The Linköping District Court found them all guilty of copyright infringement offenses and sentenced them to between six to 10 months in jail. They were also ordered to pay a fine of SEK 1,000,0000 (US$109,500) to plaintiffs including the Swedish Film Industry, Nordisk Film, and Walt Disney.
With all parties dissatisfied with the outcome – sentences too harsh for the defendants and not aggressive enough for the plaintiffs – the case went to appeal. Citing recent clarifications of EU law, the defendants argued that the content offered on the sites was already online and could be accessed in other ways. This, they said, meant the content had not been “made available to a new audience”.
The Court of Appeal, however, sided with the District Court, agreeing that the links on the site targeted a new and unauthorized audience and therefore amounted to copyright infringement. The samples detailed in the case meant that the men committed between 45 and 188 infringements each and were motivated by profit, as determined by the advertising present on the platforms.

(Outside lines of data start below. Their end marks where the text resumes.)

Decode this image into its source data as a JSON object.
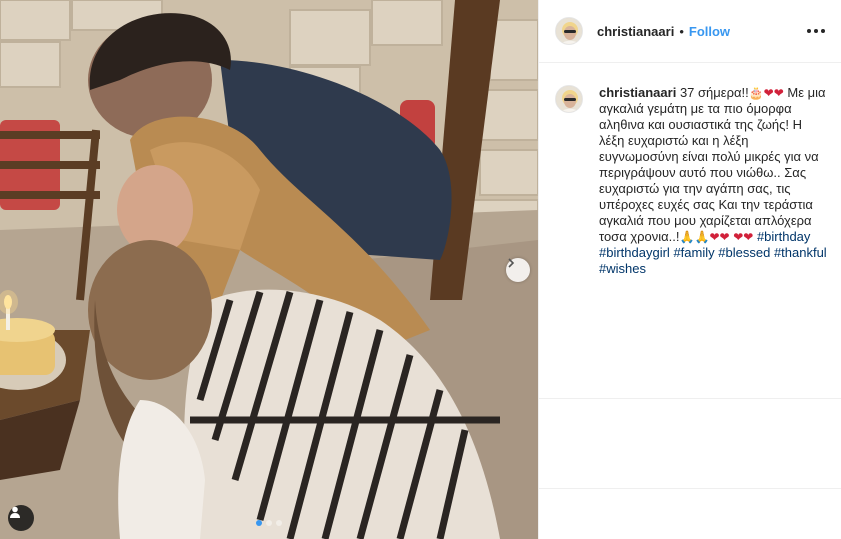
{
  "post": {
    "username": "christianaari",
    "separator": "•",
    "follow_label": "Follow",
    "caption_text": "37 σήμερα!!",
    "caption_body": "Με μια αγκαλιά γεμάτη με τα πιο όμορφα αληθινα και ουσιαστικά της ζωής! Η λέξη ευχαριστώ και η λέξη ευγνωμοσύνη είναι πολύ μικρές για να περιγράψουν αυτό που νιώθω.. Σας ευχαριστώ για την αγάπη σας, τις υπέροχες ευχές σας Και την τεράστια αγκαλιά που μου χαρίζεται απλόχερα τοσα χρονια..!",
    "emoji_cake": "🎂",
    "emoji_heart": "❤",
    "emoji_pray": "🙏",
    "hashtags": [
      "#birthday",
      "#birthdaygirl",
      "#family",
      "#blessed",
      "#thankful",
      "#wishes"
    ]
  },
  "carousel": {
    "total_slides": 3,
    "active_slide": 1
  },
  "colors": {
    "accent": "#3897f0",
    "hashtag": "#003569",
    "text": "#262626",
    "border": "#efefef"
  },
  "icons": [
    "chevron-right-icon",
    "user-tag-icon",
    "more-options-icon"
  ]
}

Where the Court of Appeal differed in its opinion was on the punishments that should be handed down. The financial penalty was more than quadrupled from SEK 1,000,000 to SEK 4,250,000 (US$465,500) but the immediate jail sentences pressed for and then obtained by the plaintiffs were removed.
Due to the fact that the men were all relatively young, had never been in trouble with the authorities, and were unlikely to offend again, the Court of Appeal wiped out their custodial sentences, replacing them with conditional ones instead.
While this was welcomed by the defendants, the hugely increased damages bill was hard to swallow, despite the movie companies in question originally demanding more than SEK 9,000,000 (US$985,800). The four million damages award, the Court of Appeal ruled, was the amount a hypothetical license to distribute would have cost.
DagensJuridik reports that two out of the four men have now taken their case to the highest court in the land, the Högsta Domstolen (Supreme Court).
Unlike the lower court, the Supreme Court will not determine the guilt or otherwise of the defendants. The hearing will only concern whether the damages award and compensation for the film industry was reasonable when it was set at SEK 4,250,000 (US$465,500).
The Supreme Court will also have no involvement in the conditional sentences previously handed down by the Göta Hovrätt (Court of Appeal). They will stand as previously ordered, with two of the defendants paying daily fines, penalties based on the offender’s daily personal income.
Also under consideration by the Supreme Court is the ruling handed down in the Swefilmer case. In March this year, two men had their sentences increased by the Court of Appeal in Sweden.
After originally being told to serve three years in prison, the main operator of the site had his sentence increased to four years with additional damages on top. The second man’s conditional sentence was augmented with a fine.
Swedish anti-piracy outfit Rights Alliance has long campaigned for harsher sentences for copyright infringement offenses in Sweden, particularly those handed down in connection with file-sharing platforms. It argues that when courts go soft on offenders, it only encourages others to set up similar operations in what is then perceived as a safe(r) haven.